Mechanisms that decouple host competence from extirpation risk may be as important as those that cause them to covary. These include ecological processes such as stochastic extirpations, overexploitation and trophic interactions, as well as methodological issues such as ignored covariate uncertainty. Stochasticity in community disassembly could reduce the strength of competence-extirpation relationships, and can result from local extrinsic factors such as extreme weather events that disproportionately affect species that would otherwise not be at the greatest risk of extirpation (Lande 1993). In addition, the particular order of extirpations among small populations may be difficult to predict because of demographic stochasticity, suggesting that competence-extirpation risk relationships may be more detectable in host communities with a wide range of population sizes. Overexploitation can further decouple extirpation risk from life history considering that even abundant species can be extirpated given enough hunting pressure (Gaston & Fuller 2008). Further, loss of predators early in community disassembly may have strong effects on prey density and pathogen transmission via trophic cascades and predator release (Ostfeld & Holt 2004; Dobson et al. 2006; Bruno & Cardinale 2008; Levi et al. 2012). Methodologically, host competence and extirpation risk are typically estimated with error. If the error in both quantities is not accounted for, estimates of the effects of extirpation risk on host competence (or vice versa) will be biased towards zero due to an error-in-covariate problem (Pearson 1901). When covariance between extirpation risk and host competence is not detected even after controlling for uncertainty in both, it is important that results are published and available for future meta-analyses.


Deviations from strict scaling between extirpation risk and host competence introduce a large amount of variability in the effect of species extirpations on community disease risk, and strict negative scaling between extirpation risk and competence leads to dilution effects in most cases. Such deviations may explain idiosyncratic changes in disease risk. Whether host competence generally corresponds to extirpation risk remains an active research topic, but we show that the existence, and more importantly the strength, of such correspondence can strongly mediate the magnitude, direction and variability in the effect of species extirpations on disease risk. To understand the mechanistic basis for competence-extirpation risk relationships, it will likely be necessary to broaden empirical work to account for life-history trade-offs and pathogen adaptation. In general, efforts to directly link extirpation risk with host competence, rather than relying on proxy measures such as host life history, will help to clarify the level of variability that can be expected in extirpation-competence relationships, and thus the predicted generality of the dilution effect. Finally, this study highlights the value of linking variation in host competence to extinction risk at multiple scales to better understand local and global effects of biodiversity loss on ecosystem services.

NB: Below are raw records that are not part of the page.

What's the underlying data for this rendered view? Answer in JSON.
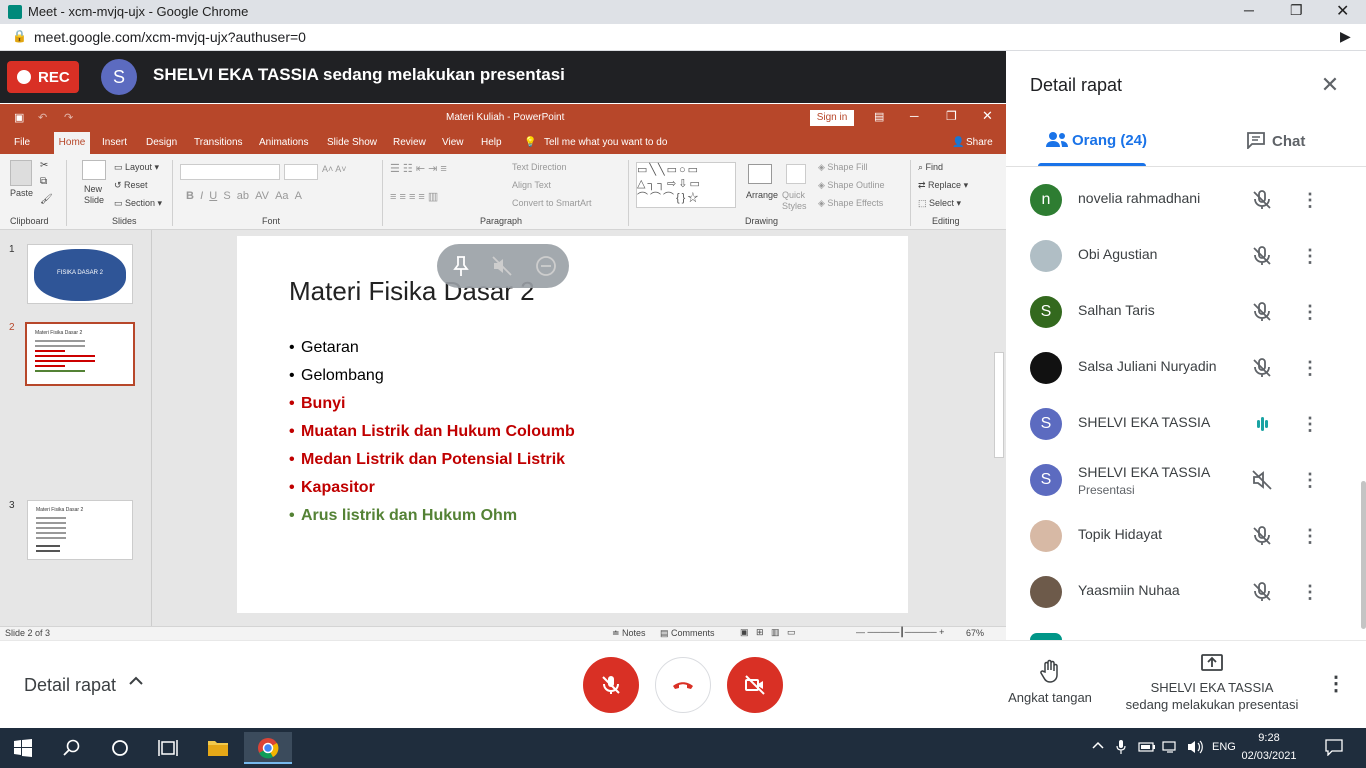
{
  "browser": {
    "tab_title": "Meet - xcm-mvjq-ujx - Google Chrome",
    "url": "meet.google.com/xcm-mvjq-ujx?authuser=0"
  },
  "meet_header": {
    "rec_label": "REC",
    "presenter_initial": "S",
    "presenting_text": "SHELVI EKA TASSIA sedang melakukan presentasi"
  },
  "powerpoint": {
    "title": "Materi Kuliah - PowerPoint",
    "sign_in": "Sign in",
    "tabs": [
      "File",
      "Home",
      "Insert",
      "Design",
      "Transitions",
      "Animations",
      "Slide Show",
      "Review",
      "View",
      "Help"
    ],
    "tell_me": "Tell me what you want to do",
    "share": "Share",
    "ribbon": {
      "paste": "Paste",
      "new_slide": "New Slide",
      "layout": "Layout",
      "reset": "Reset",
      "section": "Section",
      "text_direction": "Text Direction",
      "align_text": "Align Text",
      "convert_smartart": "Convert to SmartArt",
      "arrange": "Arrange",
      "quick_styles": "Quick Styles",
      "shape_fill": "Shape Fill",
      "shape_outline": "Shape Outline",
      "shape_effects": "Shape Effects",
      "find": "Find",
      "replace": "Replace",
      "select": "Select",
      "groups": [
        "Clipboard",
        "Slides",
        "Font",
        "Paragraph",
        "Drawing",
        "Editing"
      ]
    },
    "thumbnails": [
      {
        "num": "1",
        "text": "FISIKA DASAR 2"
      },
      {
        "num": "2",
        "text": "Materi Fisika Dasar 2"
      },
      {
        "num": "3",
        "text": "Materi Fisika Dasar 2"
      }
    ],
    "slide": {
      "title": "Materi Fisika Dasar 2",
      "bullets": [
        {
          "text": "Getaran",
          "color": "#222222"
        },
        {
          "text": "Gelombang",
          "color": "#222222"
        },
        {
          "text": "Bunyi",
          "color": "#c00000"
        },
        {
          "text": "Muatan Listrik dan Hukum Coloumb",
          "color": "#c00000"
        },
        {
          "text": "Medan Listrik dan Potensial Listrik",
          "color": "#c00000"
        },
        {
          "text": "Kapasitor",
          "color": "#c00000"
        },
        {
          "text": "Arus listrik dan Hukum Ohm",
          "color": "#548235"
        }
      ]
    },
    "status": {
      "slide_of": "Slide 2 of 3",
      "notes": "Notes",
      "comments": "Comments",
      "zoom": "67%"
    }
  },
  "panel": {
    "title": "Detail rapat",
    "tab_people": "Orang (24)",
    "tab_chat": "Chat",
    "participants": [
      {
        "initial": "n",
        "name": "novelia rahmadhani",
        "sub": "",
        "avatar_color": "#2e7d32",
        "mic": "muted"
      },
      {
        "initial": "",
        "name": "Obi Agustian",
        "sub": "",
        "avatar_color": "#b0bec5",
        "mic": "muted"
      },
      {
        "initial": "S",
        "name": "Salhan Taris",
        "sub": "",
        "avatar_color": "#33691e",
        "mic": "muted"
      },
      {
        "initial": "",
        "name": "Salsa Juliani Nuryadin",
        "sub": "",
        "avatar_color": "#111111",
        "mic": "muted"
      },
      {
        "initial": "S",
        "name": "SHELVI EKA TASSIA",
        "sub": "",
        "avatar_color": "#5c6bc0",
        "mic": "speaking"
      },
      {
        "initial": "S",
        "name": "SHELVI EKA TASSIA",
        "sub": "Presentasi",
        "avatar_color": "#5c6bc0",
        "mic": "volume-off"
      },
      {
        "initial": "",
        "name": "Topik Hidayat",
        "sub": "",
        "avatar_color": "#d7b9a5",
        "mic": "muted"
      },
      {
        "initial": "",
        "name": "Yaasmiin Nuhaa",
        "sub": "",
        "avatar_color": "#6d5a4a",
        "mic": "muted"
      }
    ]
  },
  "bottom": {
    "details_label": "Detail rapat",
    "raise_hand": "Angkat tangan",
    "presenting_name": "SHELVI EKA TASSIA",
    "presenting_sub": "sedang melakukan presentasi"
  },
  "taskbar": {
    "lang": "ENG",
    "time": "9:28",
    "date": "02/03/2021"
  }
}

We thank the Johnson Laboratory at the University of Colorado-Boulder and three anonymous reviewers for providing invaluable comments on this manuscript. MBJ and JRM were supported by the National Science Foundation Graduate Research Fellowship Programme.


All authors substantially contributed to the writing of the manuscript and model development, MBJ conducted simulations and analysis.